$mailbody = "...";
Send-MailMessage -To $mailrecipient -From "powershell@abc.com" -Subject $mailsubject -Body $mailbody -Encoding $encoding -Attachments $outputpath;
echo "$(Get-Date -Format "yyyyMMdd HH:mm:ss") [INFORMATION] Mail sent." >> $logFile;
echo "$(Get-Date -Format "yyyyMMdd HH:mm:ss") [INFORMATION] Remove temporary export file after successful execution." >> $logFile;
Remove-Item $outputpath;
$returnValue = 0;
}
Catch
{
echo "$(Get-Date -Format "yyyyMMdd HH:mm:ss") [ERROR] Powershell exception occurred. For details see next lines." >> $logFile;
# get error
$_ >> $logFile;
# Rename the log file to show erroneous executions easily
Rename-Item $logFile "$logFile.err";
$logFile = "$logFile.err";
# set return value
$returnValue = -1;
}
Finally
{
Exit $returnValue;
}
view raw exportReport.ps1 hosted with ❤ by GitHub

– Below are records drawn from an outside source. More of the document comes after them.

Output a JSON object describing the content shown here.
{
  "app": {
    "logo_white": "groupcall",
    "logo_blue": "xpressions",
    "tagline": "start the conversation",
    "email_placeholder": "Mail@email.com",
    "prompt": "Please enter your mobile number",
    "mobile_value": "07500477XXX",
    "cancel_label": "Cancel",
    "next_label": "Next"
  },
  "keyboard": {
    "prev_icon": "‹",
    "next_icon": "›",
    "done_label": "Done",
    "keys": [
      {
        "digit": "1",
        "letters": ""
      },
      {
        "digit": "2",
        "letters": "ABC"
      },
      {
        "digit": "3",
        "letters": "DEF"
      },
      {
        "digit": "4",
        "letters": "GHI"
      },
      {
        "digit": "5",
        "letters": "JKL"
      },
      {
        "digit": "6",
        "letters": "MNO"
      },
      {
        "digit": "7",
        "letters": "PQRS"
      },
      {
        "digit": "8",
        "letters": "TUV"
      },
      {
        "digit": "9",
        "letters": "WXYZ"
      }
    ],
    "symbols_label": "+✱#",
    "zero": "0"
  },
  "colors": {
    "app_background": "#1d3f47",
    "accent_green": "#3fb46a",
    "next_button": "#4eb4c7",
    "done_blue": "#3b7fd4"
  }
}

A typical call could look like this (here I am running some logic to determine the last complete month and to prepare the supplement):

[String] $dateFrom = $(Get-Date).AddMonths(-1).ToString("yyyyMM01 00:00:00")
[String] $dateTo = Get-Date -Format "yyyyMM01 00:00:00"
[String] $month = $dateFrom.Substring(0,6)
echo "$dateFrom $dateTo $month";
& "X:\Scripts\exportReport.ps1" -databaseServer "mydbserver" -databaseName "mydb" -sqlFile "mySqlFile.sql" -fileName "FancyExport" -fileNameSupplement "_$month" -parameters "DECLARE @dateTimeFrom DATETIME = '$dateFrom', @dateTimeTo DATETIME = '$dateTo';"
view raw callExportReport.ps1 hosted with ❤ by GitHub

Leave a Reply

Your email address will not be published. Required fields are marked *

This site uses Akismet to reduce spam. Learn how your comment data is processed.